▶ [RECORDS FOR THE EXERCISE]:
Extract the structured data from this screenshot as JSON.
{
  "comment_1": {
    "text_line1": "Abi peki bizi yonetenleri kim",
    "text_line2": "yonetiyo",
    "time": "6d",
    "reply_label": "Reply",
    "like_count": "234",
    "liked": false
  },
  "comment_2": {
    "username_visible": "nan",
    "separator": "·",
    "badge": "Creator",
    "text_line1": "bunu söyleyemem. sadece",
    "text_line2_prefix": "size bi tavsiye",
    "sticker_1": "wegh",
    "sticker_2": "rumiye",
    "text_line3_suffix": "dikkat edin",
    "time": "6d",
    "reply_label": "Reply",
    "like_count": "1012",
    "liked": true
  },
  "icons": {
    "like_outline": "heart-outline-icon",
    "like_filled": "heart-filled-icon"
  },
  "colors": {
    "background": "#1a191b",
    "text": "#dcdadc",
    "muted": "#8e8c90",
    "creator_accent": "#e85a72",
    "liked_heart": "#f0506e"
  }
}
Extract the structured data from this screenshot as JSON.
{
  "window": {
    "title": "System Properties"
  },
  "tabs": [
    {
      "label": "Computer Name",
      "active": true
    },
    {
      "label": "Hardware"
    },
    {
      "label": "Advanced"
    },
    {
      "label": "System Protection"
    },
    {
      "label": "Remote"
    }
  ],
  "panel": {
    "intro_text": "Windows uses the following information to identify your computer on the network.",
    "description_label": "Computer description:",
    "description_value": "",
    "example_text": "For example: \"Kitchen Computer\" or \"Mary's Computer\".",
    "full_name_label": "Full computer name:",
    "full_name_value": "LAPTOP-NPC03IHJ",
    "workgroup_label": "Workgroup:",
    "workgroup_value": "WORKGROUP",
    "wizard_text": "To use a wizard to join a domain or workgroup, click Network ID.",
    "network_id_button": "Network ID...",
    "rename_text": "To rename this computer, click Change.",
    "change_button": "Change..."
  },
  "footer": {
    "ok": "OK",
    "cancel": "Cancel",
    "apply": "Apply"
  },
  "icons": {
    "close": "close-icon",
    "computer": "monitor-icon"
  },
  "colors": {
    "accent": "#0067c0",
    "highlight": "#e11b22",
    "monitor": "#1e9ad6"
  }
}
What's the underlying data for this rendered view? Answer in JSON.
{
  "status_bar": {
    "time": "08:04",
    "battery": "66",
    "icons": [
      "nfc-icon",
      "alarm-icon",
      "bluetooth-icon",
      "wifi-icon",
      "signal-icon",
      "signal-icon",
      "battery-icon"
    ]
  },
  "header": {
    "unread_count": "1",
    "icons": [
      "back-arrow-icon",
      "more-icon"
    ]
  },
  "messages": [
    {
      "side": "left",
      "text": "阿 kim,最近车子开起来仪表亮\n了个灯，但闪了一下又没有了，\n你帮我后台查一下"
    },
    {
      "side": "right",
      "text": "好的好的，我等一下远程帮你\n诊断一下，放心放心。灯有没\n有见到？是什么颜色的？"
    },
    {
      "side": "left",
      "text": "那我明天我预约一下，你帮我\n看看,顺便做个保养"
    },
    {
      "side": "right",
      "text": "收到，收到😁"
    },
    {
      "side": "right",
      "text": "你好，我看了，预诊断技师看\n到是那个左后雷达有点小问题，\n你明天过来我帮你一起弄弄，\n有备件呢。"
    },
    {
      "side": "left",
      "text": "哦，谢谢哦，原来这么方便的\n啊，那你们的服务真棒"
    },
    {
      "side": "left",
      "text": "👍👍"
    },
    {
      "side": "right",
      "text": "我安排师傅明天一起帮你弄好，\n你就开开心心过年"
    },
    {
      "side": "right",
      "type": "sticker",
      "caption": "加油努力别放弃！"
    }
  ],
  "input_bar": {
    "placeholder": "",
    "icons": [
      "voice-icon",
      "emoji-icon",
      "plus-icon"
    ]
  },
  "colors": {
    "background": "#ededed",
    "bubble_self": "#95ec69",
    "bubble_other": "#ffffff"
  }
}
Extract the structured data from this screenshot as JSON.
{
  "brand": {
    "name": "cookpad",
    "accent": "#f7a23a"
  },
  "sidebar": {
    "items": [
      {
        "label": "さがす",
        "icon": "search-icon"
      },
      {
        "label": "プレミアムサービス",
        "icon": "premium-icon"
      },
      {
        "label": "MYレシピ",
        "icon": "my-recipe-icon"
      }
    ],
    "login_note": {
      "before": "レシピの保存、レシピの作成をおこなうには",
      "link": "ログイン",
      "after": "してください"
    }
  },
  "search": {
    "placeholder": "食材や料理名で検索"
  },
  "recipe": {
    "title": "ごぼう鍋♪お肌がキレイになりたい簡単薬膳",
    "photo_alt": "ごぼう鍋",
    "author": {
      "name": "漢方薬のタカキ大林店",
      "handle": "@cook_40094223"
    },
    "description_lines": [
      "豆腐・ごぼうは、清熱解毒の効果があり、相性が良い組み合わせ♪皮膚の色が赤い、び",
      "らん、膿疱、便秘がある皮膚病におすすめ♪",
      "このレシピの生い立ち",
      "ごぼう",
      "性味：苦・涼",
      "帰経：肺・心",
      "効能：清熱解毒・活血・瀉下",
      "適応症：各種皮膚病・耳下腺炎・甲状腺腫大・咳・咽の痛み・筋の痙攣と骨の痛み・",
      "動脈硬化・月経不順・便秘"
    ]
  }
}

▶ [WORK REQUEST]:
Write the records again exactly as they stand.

▶ [RESPONSE BELOW]:
Extract the structured data from this screenshot as JSON.
{
  "comment_1": {
    "text_line1": "Abi peki bizi yonetenleri kim",
    "text_line2": "yonetiyo",
    "time": "6d",
    "reply_label": "Reply",
    "like_count": "234",
    "liked": false
  },
  "comment_2": {
    "username_visible": "nan",
    "separator": "·",
    "badge": "Creator",
    "text_line1": "bunu söyleyemem. sadece",
    "text_line2_prefix": "size bi tavsiye",
    "sticker_1": "wegh",
    "sticker_2": "rumiye",
    "text_line3_suffix": "dikkat edin",
    "time": "6d",
    "reply_label": "Reply",
    "like_count": "1012",
    "liked": true
  },
  "icons": {
    "like_outline": "heart-outline-icon",
    "like_filled": "heart-filled-icon"
  },
  "colors": {
    "background": "#1a191b",
    "text": "#dcdadc",
    "muted": "#8e8c90",
    "creator_accent": "#e85a72",
    "liked_heart": "#f0506e"
  }
}
Extract the structured data from this screenshot as JSON.
{
  "window": {
    "title": "System Properties"
  },
  "tabs": [
    {
      "label": "Computer Name",
      "active": true
    },
    {
      "label": "Hardware"
    },
    {
      "label": "Advanced"
    },
    {
      "label": "System Protection"
    },
    {
      "label": "Remote"
    }
  ],
  "panel": {
    "intro_text": "Windows uses the following information to identify your computer on the network.",
    "description_label": "Computer description:",
    "description_value": "",
    "example_text": "For example: \"Kitchen Computer\" or \"Mary's Computer\".",
    "full_name_label": "Full computer name:",
    "full_name_value": "LAPTOP-NPC03IHJ",
    "workgroup_label": "Workgroup:",
    "workgroup_value": "WORKGROUP",
    "wizard_text": "To use a wizard to join a domain or workgroup, click Network ID.",
    "network_id_button": "Network ID...",
    "rename_text": "To rename this computer, click Change.",
    "change_button": "Change..."
  },
  "footer": {
    "ok": "OK",
    "cancel": "Cancel",
    "apply": "Apply"
  },
  "icons": {
    "close": "close-icon",
    "computer": "monitor-icon"
  },
  "colors": {
    "accent": "#0067c0",
    "highlight": "#e11b22",
    "monitor": "#1e9ad6"
  }
}
What's the underlying data for this rendered view? Answer in JSON.
{
  "status_bar": {
    "time": "08:04",
    "battery": "66",
    "icons": [
      "nfc-icon",
      "alarm-icon",
      "bluetooth-icon",
      "wifi-icon",
      "signal-icon",
      "signal-icon",
      "battery-icon"
    ]
  },
  "header": {
    "unread_count": "1",
    "icons": [
      "back-arrow-icon",
      "more-icon"
    ]
  },
  "messages": [
    {
      "side": "left",
      "text": "阿 kim,最近车子开起来仪表亮\n了个灯，但闪了一下又没有了，\n你帮我后台查一下"
    },
    {
      "side": "right",
      "text": "好的好的，我等一下远程帮你\n诊断一下，放心放心。灯有没\n有见到？是什么颜色的？"
    },
    {
      "side": "left",
      "text": "那我明天我预约一下，你帮我\n看看,顺便做个保养"
    },
    {
      "side": "right",
      "text": "收到，收到😁"
    },
    {
      "side": "right",
      "text": "你好，我看了，预诊断技师看\n到是那个左后雷达有点小问题，\n你明天过来我帮你一起弄弄，\n有备件呢。"
    },
    {
      "side": "left",
      "text": "哦，谢谢哦，原来这么方便的\n啊，那你们的服务真棒"
    },
    {
      "side": "left",
      "text": "👍👍"
    },
    {
      "side": "right",
      "text": "我安排师傅明天一起帮你弄好，\n你就开开心心过年"
    },
    {
      "side": "right",
      "type": "sticker",
      "caption": "加油努力别放弃！"
    }
  ],
  "input_bar": {
    "placeholder": "",
    "icons": [
      "voice-icon",
      "emoji-icon",
      "plus-icon"
    ]
  },
  "colors": {
    "background": "#ededed",
    "bubble_self": "#95ec69",
    "bubble_other": "#ffffff"
  }
}
Extract the structured data from this screenshot as JSON.
{
  "brand": {
    "name": "cookpad",
    "accent": "#f7a23a"
  },
  "sidebar": {
    "items": [
      {
        "label": "さがす",
        "icon": "search-icon"
      },
      {
        "label": "プレミアムサービス",
        "icon": "premium-icon"
      },
      {
        "label": "MYレシピ",
        "icon": "my-recipe-icon"
      }
    ],
    "login_note": {
      "before": "レシピの保存、レシピの作成をおこなうには",
      "link": "ログイン",
      "after": "してください"
    }
  },
  "search": {
    "placeholder": "食材や料理名で検索"
  },
  "recipe": {
    "title": "ごぼう鍋♪お肌がキレイになりたい簡単薬膳",
    "photo_alt": "ごぼう鍋",
    "author": {
      "name": "漢方薬のタカキ大林店",
      "handle": "@cook_40094223"
    },
    "description_lines": [
      "豆腐・ごぼうは、清熱解毒の効果があり、相性が良い組み合わせ♪皮膚の色が赤い、び",
      "らん、膿疱、便秘がある皮膚病におすすめ♪",
      "このレシピの生い立ち",
      "ごぼう",
      "性味：苦・涼",
      "帰経：肺・心",
      "効能：清熱解毒・活血・瀉下",
      "適応症：各種皮膚病・耳下腺炎・甲状腺腫大・咳・咽の痛み・筋の痙攣と骨の痛み・",
      "動脈硬化・月経不順・便秘"
    ]
  }
}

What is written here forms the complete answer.